Monday, December 17, 2007

"But, Jeff, ... what are you doing for the kingdom?"

Jim Gartland walked toward a group of four gangbangers who stood in the shadows next to a brick building, just beyond the yellow light cast by a a nearby street lamp. He was scared. Their gang affiliation was clear in the way they wore their clothes, their hair, their shoes. They were out on patrol. It was a hot night in September, and Gartland--dressed in a Roman collar, comfortable chinos, and a pair of Teva sandals--was walking the neighborhood and talking to people. He slowly approached the group, his hands in his pockets, and tried to look self-assured. He knew they were watching him His white face shone in a sea of Latinos.

This was one of Gartland's first face-to-face-interviews, and it's worth nothing that as he approached the young gang members, no one had his back. In a literal sense, he walked the streets alone, following the clearest orders he received form his superiors, to "go out and meet people and tell us what, if anything, we should do." In a figurative sense, Gartland was conducting the feasibility study with very little support from his fellow Jesuits. Even as he walked the streets, many of them were voicing their opposition to the idea of a new ministry, particularly a school. ...

As Gartland drew near the gangbangers standing in the shadows, they turned slowly to face him. He was surprised by how young they seemed, with thin mustaches and beards, and tattoos emblazoned on their shoulders and arms. Still, they succeeded at appearing menacing. Gartland could barely manage to say, "Hi , guys."
If you had told me at the beginning of the weekend that I'd be reading a book about a school start-up and absolutely riveted, I'd have scoffed.

As happens so often, I'd have been wrong.

This is a book of all the little stories that add up to a big picture, in this case the opening of a school based on a completely original learning approach in the poor Hispanic ghetto laden with crime, gangs, and no dreams of a future. We see intertwined the lives of students, the lives of those who will run the school, and the unfolding of the story in a compelling documentary style. I am loathe to share many of the details of the story because part of what has left me so fascinated is watching each hurdle arise and actively wondering how it is going to be overcome. This is not only an amazing story, it is storytelling in a immersive style as we travel with each person on the way. We not only see the personalities, they share with us their personal growth along the way.
The rope course was a hit with the students and an epiphany for Kendall. "At the end of the day, the students were all climbing this wall and I remember one of the girls looking up and saying, 'I'm not going.' I said, 'I won't force you. But you should try. I'll go up there with you.' I thought it'd be a piece of cake.

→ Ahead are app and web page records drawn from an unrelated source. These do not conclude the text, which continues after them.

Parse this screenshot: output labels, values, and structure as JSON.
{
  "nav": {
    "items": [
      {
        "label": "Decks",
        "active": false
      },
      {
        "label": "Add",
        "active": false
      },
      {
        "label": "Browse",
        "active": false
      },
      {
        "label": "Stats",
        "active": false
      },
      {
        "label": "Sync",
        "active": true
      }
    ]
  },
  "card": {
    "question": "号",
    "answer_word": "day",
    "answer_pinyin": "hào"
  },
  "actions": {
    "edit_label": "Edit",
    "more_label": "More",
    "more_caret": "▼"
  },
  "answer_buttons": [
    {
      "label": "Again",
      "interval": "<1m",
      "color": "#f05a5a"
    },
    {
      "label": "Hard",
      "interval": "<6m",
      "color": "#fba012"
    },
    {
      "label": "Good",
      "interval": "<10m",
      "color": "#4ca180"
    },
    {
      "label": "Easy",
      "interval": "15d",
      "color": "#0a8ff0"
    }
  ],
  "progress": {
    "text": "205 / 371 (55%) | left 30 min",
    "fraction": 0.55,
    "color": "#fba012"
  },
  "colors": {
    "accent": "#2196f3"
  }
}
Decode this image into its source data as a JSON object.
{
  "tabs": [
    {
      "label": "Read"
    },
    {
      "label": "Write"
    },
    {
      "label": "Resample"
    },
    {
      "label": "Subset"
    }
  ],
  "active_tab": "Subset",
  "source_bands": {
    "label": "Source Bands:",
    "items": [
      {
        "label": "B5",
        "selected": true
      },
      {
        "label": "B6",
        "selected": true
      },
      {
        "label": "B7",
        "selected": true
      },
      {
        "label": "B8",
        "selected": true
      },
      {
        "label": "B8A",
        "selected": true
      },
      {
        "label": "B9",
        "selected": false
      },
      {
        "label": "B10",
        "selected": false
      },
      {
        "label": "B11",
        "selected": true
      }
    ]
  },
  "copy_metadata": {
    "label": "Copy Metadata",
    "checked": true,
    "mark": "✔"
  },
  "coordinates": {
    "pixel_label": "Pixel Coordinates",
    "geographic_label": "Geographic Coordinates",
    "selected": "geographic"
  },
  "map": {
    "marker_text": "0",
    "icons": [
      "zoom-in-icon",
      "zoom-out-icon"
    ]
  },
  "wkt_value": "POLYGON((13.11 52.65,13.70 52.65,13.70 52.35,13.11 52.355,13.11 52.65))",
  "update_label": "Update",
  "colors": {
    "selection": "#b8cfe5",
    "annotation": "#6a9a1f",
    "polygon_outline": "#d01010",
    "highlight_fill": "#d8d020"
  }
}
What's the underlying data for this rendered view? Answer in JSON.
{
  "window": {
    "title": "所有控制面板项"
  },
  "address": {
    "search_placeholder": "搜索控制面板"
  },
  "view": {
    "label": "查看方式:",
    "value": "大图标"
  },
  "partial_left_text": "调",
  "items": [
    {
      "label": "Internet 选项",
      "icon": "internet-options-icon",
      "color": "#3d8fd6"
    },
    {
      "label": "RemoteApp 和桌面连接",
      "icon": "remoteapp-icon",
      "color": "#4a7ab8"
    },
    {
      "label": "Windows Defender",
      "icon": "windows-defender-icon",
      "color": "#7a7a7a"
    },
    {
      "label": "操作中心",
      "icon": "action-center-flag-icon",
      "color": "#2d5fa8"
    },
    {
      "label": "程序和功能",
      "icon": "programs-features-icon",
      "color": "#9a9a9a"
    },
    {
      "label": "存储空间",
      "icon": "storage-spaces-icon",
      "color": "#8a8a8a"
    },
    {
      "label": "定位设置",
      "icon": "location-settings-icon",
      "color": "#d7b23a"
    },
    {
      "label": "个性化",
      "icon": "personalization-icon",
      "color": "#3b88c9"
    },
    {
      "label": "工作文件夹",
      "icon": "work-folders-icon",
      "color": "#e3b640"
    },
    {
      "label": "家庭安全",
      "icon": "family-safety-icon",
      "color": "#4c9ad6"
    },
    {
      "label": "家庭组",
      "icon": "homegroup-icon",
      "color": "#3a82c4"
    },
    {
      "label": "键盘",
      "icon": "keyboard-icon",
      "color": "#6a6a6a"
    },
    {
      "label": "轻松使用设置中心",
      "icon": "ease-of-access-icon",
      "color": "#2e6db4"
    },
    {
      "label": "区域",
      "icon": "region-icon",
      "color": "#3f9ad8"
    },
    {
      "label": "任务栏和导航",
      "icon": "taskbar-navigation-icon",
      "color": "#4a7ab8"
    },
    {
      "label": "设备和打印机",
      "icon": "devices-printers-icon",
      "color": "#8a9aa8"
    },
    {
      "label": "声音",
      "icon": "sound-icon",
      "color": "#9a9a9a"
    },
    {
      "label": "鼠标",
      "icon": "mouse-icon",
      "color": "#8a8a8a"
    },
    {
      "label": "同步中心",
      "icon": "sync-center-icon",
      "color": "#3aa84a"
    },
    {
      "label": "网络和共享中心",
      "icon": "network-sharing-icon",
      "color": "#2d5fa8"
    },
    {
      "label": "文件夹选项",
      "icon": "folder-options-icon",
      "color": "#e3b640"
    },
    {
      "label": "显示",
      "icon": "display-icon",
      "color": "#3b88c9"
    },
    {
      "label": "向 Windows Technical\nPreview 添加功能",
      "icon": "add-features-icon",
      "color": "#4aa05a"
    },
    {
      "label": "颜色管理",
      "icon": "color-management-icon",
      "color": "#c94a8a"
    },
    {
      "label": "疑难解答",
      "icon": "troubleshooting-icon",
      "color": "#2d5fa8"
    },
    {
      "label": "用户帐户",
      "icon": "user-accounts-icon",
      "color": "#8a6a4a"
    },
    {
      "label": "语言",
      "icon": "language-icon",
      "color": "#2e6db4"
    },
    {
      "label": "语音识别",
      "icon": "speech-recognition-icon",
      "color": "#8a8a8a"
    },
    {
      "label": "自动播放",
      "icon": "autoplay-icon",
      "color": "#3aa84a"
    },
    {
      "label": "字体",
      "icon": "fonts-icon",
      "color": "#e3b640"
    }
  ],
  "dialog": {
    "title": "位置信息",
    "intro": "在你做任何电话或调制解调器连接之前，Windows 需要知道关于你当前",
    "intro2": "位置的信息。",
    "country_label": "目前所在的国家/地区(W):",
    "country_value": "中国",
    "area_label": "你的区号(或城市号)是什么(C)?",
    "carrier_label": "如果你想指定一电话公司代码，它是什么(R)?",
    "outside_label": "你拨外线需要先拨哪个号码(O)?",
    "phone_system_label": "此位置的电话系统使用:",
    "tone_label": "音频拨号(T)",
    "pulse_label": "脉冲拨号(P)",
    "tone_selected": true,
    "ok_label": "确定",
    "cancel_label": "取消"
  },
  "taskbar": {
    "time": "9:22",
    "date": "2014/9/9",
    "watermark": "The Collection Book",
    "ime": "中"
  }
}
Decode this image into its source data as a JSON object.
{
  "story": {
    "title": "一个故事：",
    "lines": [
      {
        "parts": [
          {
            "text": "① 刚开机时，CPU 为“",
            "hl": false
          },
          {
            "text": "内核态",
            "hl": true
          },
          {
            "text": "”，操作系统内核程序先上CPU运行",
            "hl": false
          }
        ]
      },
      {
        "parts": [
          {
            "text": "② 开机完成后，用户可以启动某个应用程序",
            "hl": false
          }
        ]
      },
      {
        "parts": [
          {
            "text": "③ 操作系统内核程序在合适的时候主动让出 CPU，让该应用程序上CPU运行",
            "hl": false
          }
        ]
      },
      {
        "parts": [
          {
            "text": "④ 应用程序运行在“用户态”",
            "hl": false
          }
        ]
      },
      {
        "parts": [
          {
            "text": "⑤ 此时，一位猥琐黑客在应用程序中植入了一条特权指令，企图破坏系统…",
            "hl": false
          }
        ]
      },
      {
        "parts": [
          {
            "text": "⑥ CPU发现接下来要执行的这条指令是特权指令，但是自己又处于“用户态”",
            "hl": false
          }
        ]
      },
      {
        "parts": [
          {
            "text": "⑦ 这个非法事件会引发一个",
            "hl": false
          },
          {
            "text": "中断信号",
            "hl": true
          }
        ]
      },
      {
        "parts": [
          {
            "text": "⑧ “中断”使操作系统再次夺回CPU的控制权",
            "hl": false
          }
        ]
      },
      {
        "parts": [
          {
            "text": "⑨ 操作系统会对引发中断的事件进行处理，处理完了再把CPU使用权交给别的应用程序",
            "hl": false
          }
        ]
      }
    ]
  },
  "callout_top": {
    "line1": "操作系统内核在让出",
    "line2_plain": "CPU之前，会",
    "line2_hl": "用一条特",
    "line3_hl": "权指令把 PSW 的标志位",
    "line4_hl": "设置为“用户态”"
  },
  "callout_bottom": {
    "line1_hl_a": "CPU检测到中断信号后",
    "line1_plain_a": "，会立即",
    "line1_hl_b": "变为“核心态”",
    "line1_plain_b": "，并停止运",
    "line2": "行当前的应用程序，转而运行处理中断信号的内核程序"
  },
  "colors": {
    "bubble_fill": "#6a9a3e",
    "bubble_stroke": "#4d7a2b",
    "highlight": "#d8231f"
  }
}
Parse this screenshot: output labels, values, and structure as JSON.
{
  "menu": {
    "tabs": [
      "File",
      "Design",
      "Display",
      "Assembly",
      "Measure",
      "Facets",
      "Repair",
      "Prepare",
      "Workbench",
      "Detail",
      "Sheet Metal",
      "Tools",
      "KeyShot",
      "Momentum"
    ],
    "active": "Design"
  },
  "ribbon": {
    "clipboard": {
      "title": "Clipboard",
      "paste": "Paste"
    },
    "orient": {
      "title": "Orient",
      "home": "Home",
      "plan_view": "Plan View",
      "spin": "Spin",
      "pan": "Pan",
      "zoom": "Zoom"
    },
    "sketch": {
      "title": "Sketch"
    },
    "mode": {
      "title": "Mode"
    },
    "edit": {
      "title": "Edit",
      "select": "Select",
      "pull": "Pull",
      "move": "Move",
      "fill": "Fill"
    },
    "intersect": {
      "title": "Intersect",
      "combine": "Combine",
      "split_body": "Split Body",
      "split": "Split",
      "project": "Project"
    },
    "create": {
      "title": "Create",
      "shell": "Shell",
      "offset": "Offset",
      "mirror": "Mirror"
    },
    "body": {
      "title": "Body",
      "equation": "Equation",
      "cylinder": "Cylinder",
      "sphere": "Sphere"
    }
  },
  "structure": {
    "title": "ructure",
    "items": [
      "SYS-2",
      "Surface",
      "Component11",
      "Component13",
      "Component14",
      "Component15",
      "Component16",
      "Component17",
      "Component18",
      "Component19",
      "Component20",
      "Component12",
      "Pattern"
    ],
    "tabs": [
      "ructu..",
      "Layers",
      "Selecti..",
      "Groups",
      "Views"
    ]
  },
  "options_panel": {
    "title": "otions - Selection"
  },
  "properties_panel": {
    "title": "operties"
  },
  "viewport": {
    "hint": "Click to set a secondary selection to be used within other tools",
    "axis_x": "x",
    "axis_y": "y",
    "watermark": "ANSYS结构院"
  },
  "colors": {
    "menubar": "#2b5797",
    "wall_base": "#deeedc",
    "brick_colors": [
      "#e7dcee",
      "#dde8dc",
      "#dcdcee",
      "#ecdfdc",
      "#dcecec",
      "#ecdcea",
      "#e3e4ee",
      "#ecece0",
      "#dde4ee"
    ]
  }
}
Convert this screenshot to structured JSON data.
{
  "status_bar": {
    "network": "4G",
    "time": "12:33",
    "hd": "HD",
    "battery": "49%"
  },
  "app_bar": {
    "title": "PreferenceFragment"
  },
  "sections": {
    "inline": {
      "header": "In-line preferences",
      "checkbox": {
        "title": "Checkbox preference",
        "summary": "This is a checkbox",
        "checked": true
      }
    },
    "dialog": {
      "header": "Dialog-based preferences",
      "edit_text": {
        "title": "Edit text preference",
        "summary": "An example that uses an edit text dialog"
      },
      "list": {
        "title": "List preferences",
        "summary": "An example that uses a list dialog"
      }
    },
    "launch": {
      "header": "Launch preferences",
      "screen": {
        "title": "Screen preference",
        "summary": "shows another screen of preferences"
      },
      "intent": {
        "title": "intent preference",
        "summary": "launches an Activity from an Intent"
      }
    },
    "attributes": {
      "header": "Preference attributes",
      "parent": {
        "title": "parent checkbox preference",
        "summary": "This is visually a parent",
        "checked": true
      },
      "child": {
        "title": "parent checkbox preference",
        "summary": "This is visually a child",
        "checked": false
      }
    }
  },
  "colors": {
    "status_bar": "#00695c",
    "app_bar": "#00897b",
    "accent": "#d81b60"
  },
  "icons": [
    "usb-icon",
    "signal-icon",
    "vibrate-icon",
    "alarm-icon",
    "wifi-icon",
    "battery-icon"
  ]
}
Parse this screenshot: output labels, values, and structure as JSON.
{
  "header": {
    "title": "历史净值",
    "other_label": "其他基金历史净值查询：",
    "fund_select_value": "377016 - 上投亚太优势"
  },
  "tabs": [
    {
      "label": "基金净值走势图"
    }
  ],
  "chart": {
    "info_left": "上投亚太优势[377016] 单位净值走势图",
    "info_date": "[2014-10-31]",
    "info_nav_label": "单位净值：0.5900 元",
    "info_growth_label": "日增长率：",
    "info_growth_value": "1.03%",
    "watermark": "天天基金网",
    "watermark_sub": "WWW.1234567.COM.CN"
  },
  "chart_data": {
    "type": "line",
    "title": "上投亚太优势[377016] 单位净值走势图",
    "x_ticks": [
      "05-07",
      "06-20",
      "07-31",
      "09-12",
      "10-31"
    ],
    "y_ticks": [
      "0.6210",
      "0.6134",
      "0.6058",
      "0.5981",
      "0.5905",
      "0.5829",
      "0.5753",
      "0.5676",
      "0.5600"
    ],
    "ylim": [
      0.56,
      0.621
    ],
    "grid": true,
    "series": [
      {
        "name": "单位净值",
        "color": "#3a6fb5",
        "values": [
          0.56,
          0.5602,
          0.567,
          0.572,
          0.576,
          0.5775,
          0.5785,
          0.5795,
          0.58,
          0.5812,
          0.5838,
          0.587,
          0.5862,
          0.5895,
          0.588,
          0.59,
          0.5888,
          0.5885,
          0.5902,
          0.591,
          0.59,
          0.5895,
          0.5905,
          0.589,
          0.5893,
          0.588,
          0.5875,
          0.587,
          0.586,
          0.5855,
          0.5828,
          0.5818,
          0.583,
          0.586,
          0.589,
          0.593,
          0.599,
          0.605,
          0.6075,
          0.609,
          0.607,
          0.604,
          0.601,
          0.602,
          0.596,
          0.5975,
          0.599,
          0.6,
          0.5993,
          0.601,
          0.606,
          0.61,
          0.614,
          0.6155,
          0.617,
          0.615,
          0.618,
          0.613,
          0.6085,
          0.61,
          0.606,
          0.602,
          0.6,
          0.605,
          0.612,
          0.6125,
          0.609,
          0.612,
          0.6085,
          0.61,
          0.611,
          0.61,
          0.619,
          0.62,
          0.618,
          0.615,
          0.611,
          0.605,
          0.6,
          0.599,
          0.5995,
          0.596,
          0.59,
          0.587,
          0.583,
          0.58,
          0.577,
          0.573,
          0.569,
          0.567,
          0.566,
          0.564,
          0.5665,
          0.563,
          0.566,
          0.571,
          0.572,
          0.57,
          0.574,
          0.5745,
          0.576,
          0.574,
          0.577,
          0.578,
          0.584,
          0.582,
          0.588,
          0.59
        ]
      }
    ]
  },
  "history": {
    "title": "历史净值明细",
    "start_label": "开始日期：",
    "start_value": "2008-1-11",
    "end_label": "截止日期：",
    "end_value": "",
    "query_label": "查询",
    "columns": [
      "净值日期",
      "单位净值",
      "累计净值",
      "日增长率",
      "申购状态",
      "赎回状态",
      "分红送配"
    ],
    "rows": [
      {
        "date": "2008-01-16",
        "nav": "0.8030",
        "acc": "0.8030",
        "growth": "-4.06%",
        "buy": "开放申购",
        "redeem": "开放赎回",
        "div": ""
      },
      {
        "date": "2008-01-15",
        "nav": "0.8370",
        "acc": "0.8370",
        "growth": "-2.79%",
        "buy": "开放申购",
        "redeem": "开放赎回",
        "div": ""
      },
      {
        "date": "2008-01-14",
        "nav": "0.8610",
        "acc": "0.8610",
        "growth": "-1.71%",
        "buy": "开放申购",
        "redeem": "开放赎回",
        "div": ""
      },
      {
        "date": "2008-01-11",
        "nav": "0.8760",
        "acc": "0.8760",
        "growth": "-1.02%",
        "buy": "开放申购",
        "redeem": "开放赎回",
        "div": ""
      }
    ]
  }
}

"We climbed the wall, and when I got up there, I started looking down. I kept telling myself I was safe--I was strapped into a safety harness and wearing a helmet--but every part of my body was telling me I wasn't. My legs were shaking and my heart was pounding. It was really scary. I only realized then how much I'd been asking the students to do. All year I'd been telling them they had noting to be scared about at work. Standing up on the ropes course, I realized how I hadn't been aware of their fear. When we came down, the girl looked up at the wall and said, 'You know, Mr. Kendall, I never thought I could do that, but I did.' She was just gazing up at the wall. And that's when I realized that this was the best thing we'd done all year. I wanted every one of our students to be able to say, 'I never thought I could, but I did.'"
It is also an education into those who would label the Jesuit order as being of a "type." It is a reminder that there are many good people who want to make a difference but simply don't know how until they are offered the opportunity. It is a wake up call that many of those mired in gangs and crime don't aspire to that life, they simply have no clue of how to live a "normal" life that seems as far from their experience as a moon landing.
... During admissions interviews, Kendall, Judy Murphy, and Rosy Santiago learned that some of the incoming students had literally never left their neighborhoods. Some had never been downtown, never been in an elevator or on an escalator ...
In spite of all this ... the lack of funds, the lack of interest on the part of most potential students, the lack of any sensible model to follow, the fear and opposition of those who saw it threatening established schools ... a diverse group of people all found themselves immersed in the dream to serve those who needed it most and who could themselves help to make a difference in the neighborhood of Pilsen. The story is compelling and you will want to read it.

Kudos to Loyola Press for continuing to publish books (They Come Back Singing, A Jesuit Off-Broadway) that take us into other, sometimes uncomfortable, parts of society and our world to remind us that our cozy little corners are not the only thing there is and that God is at work in all of them.

No comments:

Post a Comment